Growing COVID-19 case numbers from variants of concern in British Columbia could dash the province’s hopes for indoor religious services or any other return to normal life in the near future, experts say.
Sally Otto, a University of British Columbia professor who has done COVID-19 modelling, said cases of the variant first detected in the United Kingdom have doubled nearly every week since the beginning of February.
Just looking at the past four weeks, she pointed out there were 81 cases of the variant on Feb. 22, 137 on March 1, 363 on March 8, and 818 on Monday. The number of cases grew to 921 on Tuesday.
“What we’re doing is not enough to stop the spread of the new variant — nowhere close, it’s doubling so fast,” Otto said. “It’s just a couple more weeks of doubling before we see a spike in cases in the province.
“I don’t know what they’ll have to do in order to bend that curve down, but I predict more indoor restrictions.”
Provincial health officer Dr. Bonnie Henry said Monday that she has received advice from an expert panel and will soon allow small outdoor religious services, including at Easter and Passover. The province is also working on a phased reopening of indoor services.
She said she is “hopeful” that indoor services will resume in mid-April, but the timelines are flexible based on transmission levels and the advice of the panel led by Robert Daum, an adjunct professor of religious studies at UBC.
Henry has also said sports could return in the coming weeks. She has already announced that groups of up to 10 people can gather outside, as long as people who are not from the same household remain physically distanced.
The loosening of restrictions comes as the seven-day average of COVID-19 cases in B.C. stands at 543, an increase from 408 a month ago on Feb. 17. The province is also in the early stages of vaccinating its general population, with people over 90 and Indigenous people over 65 getting their shots this week.
Otto said allowing outdoor gatherings of up to 10 people might be a “risk worth taking” while the vaccine rollout continues, given that the possibility of transmission outside is low, as long as people wear masks and avoid crowds.
She also said she hasn’t heard of any super-spreader events linked to outdoor sports.
However, Otto said she doubts that indoor religious services will return in the coming weeks.
She predicted that the variants would drive a spike in cases and hospitalizations in two weeks, with only a moderate rise in deaths because the oldest members of B.C.’s population will have been vaccinated.

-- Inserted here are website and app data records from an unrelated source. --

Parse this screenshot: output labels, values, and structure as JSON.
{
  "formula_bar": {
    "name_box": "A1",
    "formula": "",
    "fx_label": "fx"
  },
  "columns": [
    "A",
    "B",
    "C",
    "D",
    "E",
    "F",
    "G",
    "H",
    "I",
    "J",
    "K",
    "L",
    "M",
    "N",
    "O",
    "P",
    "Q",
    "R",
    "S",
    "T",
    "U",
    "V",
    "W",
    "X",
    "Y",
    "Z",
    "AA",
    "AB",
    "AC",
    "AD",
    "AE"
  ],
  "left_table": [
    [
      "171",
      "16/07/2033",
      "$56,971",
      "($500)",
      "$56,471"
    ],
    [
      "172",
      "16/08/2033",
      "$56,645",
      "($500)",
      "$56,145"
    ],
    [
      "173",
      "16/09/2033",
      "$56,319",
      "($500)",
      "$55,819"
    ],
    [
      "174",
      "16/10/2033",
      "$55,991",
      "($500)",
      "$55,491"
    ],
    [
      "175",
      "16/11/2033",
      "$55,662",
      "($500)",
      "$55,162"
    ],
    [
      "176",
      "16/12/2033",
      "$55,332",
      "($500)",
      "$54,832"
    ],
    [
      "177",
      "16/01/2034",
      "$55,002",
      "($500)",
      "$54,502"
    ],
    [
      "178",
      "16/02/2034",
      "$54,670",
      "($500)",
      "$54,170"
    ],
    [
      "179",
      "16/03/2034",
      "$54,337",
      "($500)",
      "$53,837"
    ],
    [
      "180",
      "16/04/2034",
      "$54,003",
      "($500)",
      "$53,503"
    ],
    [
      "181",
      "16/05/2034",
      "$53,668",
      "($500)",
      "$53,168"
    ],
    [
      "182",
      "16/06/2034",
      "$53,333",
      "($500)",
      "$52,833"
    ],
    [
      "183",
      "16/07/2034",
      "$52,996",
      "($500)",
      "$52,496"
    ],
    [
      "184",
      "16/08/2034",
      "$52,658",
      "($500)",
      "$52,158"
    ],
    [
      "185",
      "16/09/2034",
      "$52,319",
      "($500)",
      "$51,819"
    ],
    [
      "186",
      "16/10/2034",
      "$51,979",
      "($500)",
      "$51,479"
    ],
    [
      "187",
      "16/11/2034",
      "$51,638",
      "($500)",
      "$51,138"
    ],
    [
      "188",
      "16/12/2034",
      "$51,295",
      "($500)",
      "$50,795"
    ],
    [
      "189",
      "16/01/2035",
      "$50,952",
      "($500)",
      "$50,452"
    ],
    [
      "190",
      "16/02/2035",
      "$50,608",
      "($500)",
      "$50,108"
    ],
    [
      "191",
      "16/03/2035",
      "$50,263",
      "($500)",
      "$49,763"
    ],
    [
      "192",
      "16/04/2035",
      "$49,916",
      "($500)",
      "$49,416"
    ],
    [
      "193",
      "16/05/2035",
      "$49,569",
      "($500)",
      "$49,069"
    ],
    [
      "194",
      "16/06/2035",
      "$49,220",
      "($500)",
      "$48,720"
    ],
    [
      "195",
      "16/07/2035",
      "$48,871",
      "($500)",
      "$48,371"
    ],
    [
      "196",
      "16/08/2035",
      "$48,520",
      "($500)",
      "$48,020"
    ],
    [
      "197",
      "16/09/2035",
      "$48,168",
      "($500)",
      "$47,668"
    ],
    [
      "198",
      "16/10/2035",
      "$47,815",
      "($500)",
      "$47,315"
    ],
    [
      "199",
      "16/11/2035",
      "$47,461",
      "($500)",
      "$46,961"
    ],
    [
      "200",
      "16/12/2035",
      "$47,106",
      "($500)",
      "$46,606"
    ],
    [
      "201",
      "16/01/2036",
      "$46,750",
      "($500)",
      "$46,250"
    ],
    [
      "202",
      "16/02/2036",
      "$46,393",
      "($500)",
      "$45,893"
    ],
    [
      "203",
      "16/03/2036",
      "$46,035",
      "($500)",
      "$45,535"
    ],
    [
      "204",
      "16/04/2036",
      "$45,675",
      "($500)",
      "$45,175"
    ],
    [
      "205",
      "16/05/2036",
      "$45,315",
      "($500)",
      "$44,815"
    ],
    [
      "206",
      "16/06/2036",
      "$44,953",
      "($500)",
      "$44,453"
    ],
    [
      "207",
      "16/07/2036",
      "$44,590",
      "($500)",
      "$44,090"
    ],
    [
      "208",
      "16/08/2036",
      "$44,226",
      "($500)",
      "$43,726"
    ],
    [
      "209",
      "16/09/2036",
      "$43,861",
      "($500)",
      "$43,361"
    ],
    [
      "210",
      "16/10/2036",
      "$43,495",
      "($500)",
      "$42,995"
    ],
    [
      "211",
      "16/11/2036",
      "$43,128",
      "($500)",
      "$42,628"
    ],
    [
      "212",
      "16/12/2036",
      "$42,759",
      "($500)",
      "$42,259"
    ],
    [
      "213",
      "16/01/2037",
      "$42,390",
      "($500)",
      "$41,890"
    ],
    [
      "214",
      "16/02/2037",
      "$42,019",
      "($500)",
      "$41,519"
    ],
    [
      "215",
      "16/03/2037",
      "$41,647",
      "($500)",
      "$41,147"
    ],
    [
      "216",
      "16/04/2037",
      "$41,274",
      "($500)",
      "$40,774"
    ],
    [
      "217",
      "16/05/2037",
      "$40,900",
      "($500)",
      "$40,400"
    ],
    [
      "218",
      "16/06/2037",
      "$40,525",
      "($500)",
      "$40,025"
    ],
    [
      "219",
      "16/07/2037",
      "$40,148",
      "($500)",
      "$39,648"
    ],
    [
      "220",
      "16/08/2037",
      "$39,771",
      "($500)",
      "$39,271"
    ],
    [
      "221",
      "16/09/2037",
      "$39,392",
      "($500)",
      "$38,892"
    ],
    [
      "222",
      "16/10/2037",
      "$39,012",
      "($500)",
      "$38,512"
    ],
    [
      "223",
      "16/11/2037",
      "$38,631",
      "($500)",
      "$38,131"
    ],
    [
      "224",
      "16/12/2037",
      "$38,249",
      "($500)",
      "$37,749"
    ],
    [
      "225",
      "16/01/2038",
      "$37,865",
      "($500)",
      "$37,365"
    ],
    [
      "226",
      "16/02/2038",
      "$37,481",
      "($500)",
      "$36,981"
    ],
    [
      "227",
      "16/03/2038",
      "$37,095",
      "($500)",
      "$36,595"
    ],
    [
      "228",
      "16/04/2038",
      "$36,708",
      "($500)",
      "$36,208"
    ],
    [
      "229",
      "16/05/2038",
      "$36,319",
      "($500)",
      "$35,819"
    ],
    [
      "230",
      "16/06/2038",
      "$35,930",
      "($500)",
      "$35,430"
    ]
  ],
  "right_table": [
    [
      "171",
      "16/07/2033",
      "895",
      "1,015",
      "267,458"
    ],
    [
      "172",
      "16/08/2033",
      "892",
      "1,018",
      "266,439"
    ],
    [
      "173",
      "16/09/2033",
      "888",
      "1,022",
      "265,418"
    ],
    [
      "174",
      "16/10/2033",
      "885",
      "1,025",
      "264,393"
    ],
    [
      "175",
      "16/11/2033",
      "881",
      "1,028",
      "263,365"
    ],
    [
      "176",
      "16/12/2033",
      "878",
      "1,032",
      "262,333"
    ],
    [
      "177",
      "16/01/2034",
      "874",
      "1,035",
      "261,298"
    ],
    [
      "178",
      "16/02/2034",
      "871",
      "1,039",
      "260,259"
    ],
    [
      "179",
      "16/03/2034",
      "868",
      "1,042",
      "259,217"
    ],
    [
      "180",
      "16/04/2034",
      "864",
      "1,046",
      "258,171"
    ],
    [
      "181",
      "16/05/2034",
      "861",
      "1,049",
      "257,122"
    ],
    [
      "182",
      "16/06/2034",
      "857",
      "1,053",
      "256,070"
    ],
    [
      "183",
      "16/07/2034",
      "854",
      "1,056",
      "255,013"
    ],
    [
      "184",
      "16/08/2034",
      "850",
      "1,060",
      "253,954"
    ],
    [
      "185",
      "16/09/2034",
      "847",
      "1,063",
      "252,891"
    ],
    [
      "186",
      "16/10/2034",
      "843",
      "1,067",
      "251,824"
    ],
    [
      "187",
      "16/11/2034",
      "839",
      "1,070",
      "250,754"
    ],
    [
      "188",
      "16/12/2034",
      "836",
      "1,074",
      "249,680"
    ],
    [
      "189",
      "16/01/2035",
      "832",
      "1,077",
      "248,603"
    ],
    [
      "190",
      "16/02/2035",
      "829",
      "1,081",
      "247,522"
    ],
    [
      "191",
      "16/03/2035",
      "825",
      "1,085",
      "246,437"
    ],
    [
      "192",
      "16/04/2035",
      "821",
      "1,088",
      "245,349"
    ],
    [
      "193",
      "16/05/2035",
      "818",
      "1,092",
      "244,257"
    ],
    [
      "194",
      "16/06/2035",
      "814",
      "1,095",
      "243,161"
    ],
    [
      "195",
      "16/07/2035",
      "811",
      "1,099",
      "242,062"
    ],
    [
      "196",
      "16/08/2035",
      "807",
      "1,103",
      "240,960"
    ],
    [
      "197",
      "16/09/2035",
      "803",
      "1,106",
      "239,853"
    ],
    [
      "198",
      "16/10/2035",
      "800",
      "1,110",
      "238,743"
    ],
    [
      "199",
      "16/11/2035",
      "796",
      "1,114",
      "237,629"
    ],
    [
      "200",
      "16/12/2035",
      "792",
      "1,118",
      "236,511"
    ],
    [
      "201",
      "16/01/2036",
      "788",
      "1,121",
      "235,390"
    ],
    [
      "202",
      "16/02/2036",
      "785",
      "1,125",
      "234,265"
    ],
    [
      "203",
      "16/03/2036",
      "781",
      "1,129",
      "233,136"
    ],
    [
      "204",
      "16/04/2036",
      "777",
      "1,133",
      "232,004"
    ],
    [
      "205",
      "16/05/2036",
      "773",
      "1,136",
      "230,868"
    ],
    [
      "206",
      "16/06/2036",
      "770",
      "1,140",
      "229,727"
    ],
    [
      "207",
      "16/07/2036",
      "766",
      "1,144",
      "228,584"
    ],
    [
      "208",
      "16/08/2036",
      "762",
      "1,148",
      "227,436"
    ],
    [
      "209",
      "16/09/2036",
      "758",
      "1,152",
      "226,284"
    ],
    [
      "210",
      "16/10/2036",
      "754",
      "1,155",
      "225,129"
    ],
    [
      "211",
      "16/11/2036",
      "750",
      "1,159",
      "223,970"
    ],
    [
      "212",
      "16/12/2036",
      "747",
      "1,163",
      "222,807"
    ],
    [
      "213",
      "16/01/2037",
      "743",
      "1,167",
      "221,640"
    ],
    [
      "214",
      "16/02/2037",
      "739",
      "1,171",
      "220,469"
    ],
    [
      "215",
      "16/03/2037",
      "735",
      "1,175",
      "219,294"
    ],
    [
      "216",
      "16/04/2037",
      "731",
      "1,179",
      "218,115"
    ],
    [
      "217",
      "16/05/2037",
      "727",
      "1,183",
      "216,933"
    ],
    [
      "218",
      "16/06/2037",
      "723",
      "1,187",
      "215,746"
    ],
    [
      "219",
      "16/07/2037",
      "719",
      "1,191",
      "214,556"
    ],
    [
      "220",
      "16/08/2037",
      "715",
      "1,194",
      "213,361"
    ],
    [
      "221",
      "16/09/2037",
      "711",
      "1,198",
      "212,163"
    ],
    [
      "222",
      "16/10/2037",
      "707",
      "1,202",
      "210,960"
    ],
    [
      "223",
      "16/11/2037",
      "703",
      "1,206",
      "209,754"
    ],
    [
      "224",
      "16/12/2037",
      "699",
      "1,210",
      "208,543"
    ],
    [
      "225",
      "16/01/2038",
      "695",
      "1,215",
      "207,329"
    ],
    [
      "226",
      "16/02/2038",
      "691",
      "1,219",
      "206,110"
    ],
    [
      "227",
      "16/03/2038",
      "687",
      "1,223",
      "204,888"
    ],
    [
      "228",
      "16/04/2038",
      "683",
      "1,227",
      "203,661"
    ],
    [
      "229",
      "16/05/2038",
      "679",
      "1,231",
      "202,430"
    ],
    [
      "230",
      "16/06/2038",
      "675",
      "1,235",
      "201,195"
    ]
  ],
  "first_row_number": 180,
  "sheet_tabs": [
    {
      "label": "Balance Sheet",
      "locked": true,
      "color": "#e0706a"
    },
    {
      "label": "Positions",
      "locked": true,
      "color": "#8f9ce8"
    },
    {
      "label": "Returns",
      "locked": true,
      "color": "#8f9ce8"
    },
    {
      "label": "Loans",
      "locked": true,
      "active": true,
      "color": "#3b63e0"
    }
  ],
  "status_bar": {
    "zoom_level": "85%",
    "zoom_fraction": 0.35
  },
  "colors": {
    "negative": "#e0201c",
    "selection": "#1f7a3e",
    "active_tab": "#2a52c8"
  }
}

“My sense is that religious leaders would not want to risk large indoor gatherings during a time of a spiking number of cases,” she said.
Vaccines are effective against the variant first identified in the U.K., which is the strain of most concern in B.C. right now, she added.
Horacio Bach, a UBC infectious disease expert, said he would prefer if the provincial government held a pilot project involving outdoor religious services and conducted a review before giving the green light to all religious institutions to go ahead.
Some Orthodox Jewish congregations have been allowed to hold outdoor services because their faith prevents them from using technology to connect with one another on the Sabbath, but the province has not treated the services as a pilot project.
Bach said outdoor gatherings can be held safely, but there are risks that people will not be as vigilant as they should be. People at a barbecue might all congregate around an area where there is food, take their masks off while eating and talking, and wind up going inside the house to use the bathroom, he noted.
There are always going to be some people who don’t follow the rules, but more broadly, B.C. residents might be getting the wrong impression that restrictions are being eased because there’s less of a threat and they don’t need to be that careful anymore, Bach said.
“The point will be: How responsible will people be?” he asked.
The Ministry of Health said in a statement that decisions related to public health orders, guidelines, and restrictions are made based on the best available science and data and are made with public health and safety at the forefront.
Jamie Scott, a professor emerita of health sciences at Simon Fraser University, urged people to wear their masks outdoors at all times, even while walking down the sidewalk and especially while gathering with people who aren’t in their household.
Even though the risk of transmission outdoors is much lower than indoors, talking and breathing still create aerosol that could cause infection, she said.
Scott lives in California, where she said for the most part, it’s thought to be inconsiderate not to wear a mask outdoors, even when going for a jog.
“It just needs to become part of your daily activity,” she said.
This report by The Canadian Press was first published March 17, 2021.